(Task statement) How many of the lines below contain "ответы"? Reply with only that figure.
*** Dataset records
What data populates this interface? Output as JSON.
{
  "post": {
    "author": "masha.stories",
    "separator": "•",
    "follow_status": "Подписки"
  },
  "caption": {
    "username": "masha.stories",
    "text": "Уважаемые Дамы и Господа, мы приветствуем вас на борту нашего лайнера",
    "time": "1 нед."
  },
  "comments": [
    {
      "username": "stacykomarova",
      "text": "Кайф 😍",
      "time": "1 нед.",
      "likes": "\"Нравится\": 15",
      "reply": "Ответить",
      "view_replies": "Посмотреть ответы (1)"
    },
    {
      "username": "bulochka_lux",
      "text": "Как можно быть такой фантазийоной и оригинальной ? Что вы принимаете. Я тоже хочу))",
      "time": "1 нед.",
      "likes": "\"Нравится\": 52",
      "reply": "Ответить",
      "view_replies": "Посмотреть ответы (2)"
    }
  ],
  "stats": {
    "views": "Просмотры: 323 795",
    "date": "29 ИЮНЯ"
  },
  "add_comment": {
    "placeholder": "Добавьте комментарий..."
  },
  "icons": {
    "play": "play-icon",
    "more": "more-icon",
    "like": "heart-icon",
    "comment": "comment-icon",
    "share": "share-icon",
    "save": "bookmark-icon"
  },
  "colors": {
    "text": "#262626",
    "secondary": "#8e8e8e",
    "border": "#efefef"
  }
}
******
(Exercise answer) 2